Do we really need to have this kind of sugars? Can't we write code without these extra rules? More specifically, is there really a pain to make an enum manually conforms to a protocol, or can we change to another design pattern instead of writing similar enum cases as protocol methods (I've never written or read this kind of code in the motivation section before, nor would I recommend this pattern)?

I think people having hot discussion with fantastic ideas is a good thing. But when it comes to a formal evolution proposal, I would prefer that language enthusiasts could consider the feelings of more broader range of iOS/swift developers. I cannot deny that things like automatic Hashable conformances are of great help. But each time a syntactic sugar is considered, we should also ask ourselves to what degree could this kind of stuff improve the overall programming experience for most users.

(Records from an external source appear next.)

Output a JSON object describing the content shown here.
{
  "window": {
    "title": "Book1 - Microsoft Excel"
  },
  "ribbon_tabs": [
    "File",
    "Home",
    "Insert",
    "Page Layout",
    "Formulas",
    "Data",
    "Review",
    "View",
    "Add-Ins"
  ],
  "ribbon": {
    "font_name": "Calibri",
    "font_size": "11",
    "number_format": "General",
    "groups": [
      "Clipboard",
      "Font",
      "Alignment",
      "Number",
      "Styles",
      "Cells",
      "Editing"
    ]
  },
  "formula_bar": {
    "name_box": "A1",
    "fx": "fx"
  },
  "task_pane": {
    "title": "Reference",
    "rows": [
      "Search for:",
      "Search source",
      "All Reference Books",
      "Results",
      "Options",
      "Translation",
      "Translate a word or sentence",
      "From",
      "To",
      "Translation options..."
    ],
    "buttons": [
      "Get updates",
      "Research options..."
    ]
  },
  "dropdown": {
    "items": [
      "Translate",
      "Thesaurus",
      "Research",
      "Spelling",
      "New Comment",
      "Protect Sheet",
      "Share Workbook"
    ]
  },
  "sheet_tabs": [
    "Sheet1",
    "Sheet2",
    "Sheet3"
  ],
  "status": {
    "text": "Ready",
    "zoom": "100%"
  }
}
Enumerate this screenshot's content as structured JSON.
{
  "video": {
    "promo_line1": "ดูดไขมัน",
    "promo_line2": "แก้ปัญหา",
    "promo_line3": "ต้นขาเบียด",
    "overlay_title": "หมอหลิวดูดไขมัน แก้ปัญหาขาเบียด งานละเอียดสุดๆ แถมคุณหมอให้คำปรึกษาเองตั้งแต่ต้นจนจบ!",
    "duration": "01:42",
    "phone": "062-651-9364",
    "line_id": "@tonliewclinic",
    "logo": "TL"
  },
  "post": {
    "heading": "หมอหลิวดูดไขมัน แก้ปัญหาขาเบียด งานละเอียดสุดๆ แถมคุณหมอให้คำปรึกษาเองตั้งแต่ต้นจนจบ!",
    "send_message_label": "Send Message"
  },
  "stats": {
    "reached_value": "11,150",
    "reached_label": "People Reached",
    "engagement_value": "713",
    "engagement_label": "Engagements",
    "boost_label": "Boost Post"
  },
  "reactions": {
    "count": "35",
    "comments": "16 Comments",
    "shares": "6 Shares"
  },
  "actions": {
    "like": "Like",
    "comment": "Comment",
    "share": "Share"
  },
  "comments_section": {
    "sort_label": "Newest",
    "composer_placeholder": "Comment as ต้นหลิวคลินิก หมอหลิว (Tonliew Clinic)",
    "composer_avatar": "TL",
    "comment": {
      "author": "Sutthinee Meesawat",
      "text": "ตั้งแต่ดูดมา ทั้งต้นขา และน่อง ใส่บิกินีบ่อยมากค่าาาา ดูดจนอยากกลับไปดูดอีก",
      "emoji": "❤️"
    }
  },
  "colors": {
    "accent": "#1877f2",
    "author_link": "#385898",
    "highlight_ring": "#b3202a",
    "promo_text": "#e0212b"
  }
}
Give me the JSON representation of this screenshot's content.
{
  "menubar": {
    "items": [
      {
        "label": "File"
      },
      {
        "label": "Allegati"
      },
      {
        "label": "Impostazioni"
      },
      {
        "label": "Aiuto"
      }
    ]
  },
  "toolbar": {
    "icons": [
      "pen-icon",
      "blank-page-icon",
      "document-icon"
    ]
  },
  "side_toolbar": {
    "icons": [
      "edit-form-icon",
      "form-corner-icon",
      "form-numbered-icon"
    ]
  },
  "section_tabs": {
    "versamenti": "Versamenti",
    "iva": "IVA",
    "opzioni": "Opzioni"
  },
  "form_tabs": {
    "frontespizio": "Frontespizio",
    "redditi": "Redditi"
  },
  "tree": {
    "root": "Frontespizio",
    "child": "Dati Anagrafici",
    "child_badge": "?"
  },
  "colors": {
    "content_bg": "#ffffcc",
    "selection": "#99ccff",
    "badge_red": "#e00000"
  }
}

In our daily programming, there will always be some repetitive work, more or less. There are tons of ways to solve these things. We could save code snippets, write separate class to unify the logic, change design patterns, write code generators. Adding a facility to the language should be the last thing considered. If one has many years of programming, he already has the knowledge of many different ways to solve(or circumvent) these problems. If a programming pattern emerges several times, should we choose to make these patterns (which others may not write or prefer) into syntactic sugars within the language first? I'd say some programmers (include me and my colleagues) prefer simple and easy-to-understand grammars and code, and copy-and-paste is not always a bad thing, as long as the compiler would give us a warning or error if we make a mistake. That's it.

4 Likes

That's why this is a pitch.

1 Like

I understand. Maybe the content of this post could be placed under using-swift sub forum, I think.

Does that mean we should rollback SE-0036? I don't think we can pretend enum cases are equivalent to static variables and functions while simultaneously requiring a leading dot that variables and functions don't require, can we?

3 Likes

We should not roll that back. (In my opinion, of course.)

1 Like

How would this actually play with this accepted behavior: https://github.com/apple/swift-evolution/blob/master/proposals/0155-normalize-enum-case-representation.md#alternative-payload-less-case-declaration

Would it mean that this is also not valid, or are reevaluating this now?

protocol P { static func foo() -> Self }
enum E: P { case foo() } // okay or not?

That exact behavior is what @anandabits and I were both referring to above:

case foo() is invalid in Swift today, so there's no way to construct a case whose type looks like a zero-argument static function. Even when the syntax case foo() was allowed, it was not equivalent to case foo but rather to case foo(()).

I don't think this proposal should change that behavior just to permit a possible protocol conformance to be wedged in a little easier. Allowing case foo() would mean having to use .foo() throughout any references to it or pattern matches involving it, and I don't see any clear benefit (only confusion) from letting users declare explicitly empty function-like cases. Today, the only place where an enum case would be written like .foo() is if all of its associated values were given default values.

2 Likes

I disagree with this. Enum cases already work like static vars and functions, and can be used like that everywhere. Except for protocol conformances. That, to me, came as a real surprise when I first learnt it, and still baffles me as inconsistent and strange.

The proposed change would make the mental model easier IMHO, as it would make the enum story more consistent, with fewer exceptions. It would ease the cognitive burden.

8 Likes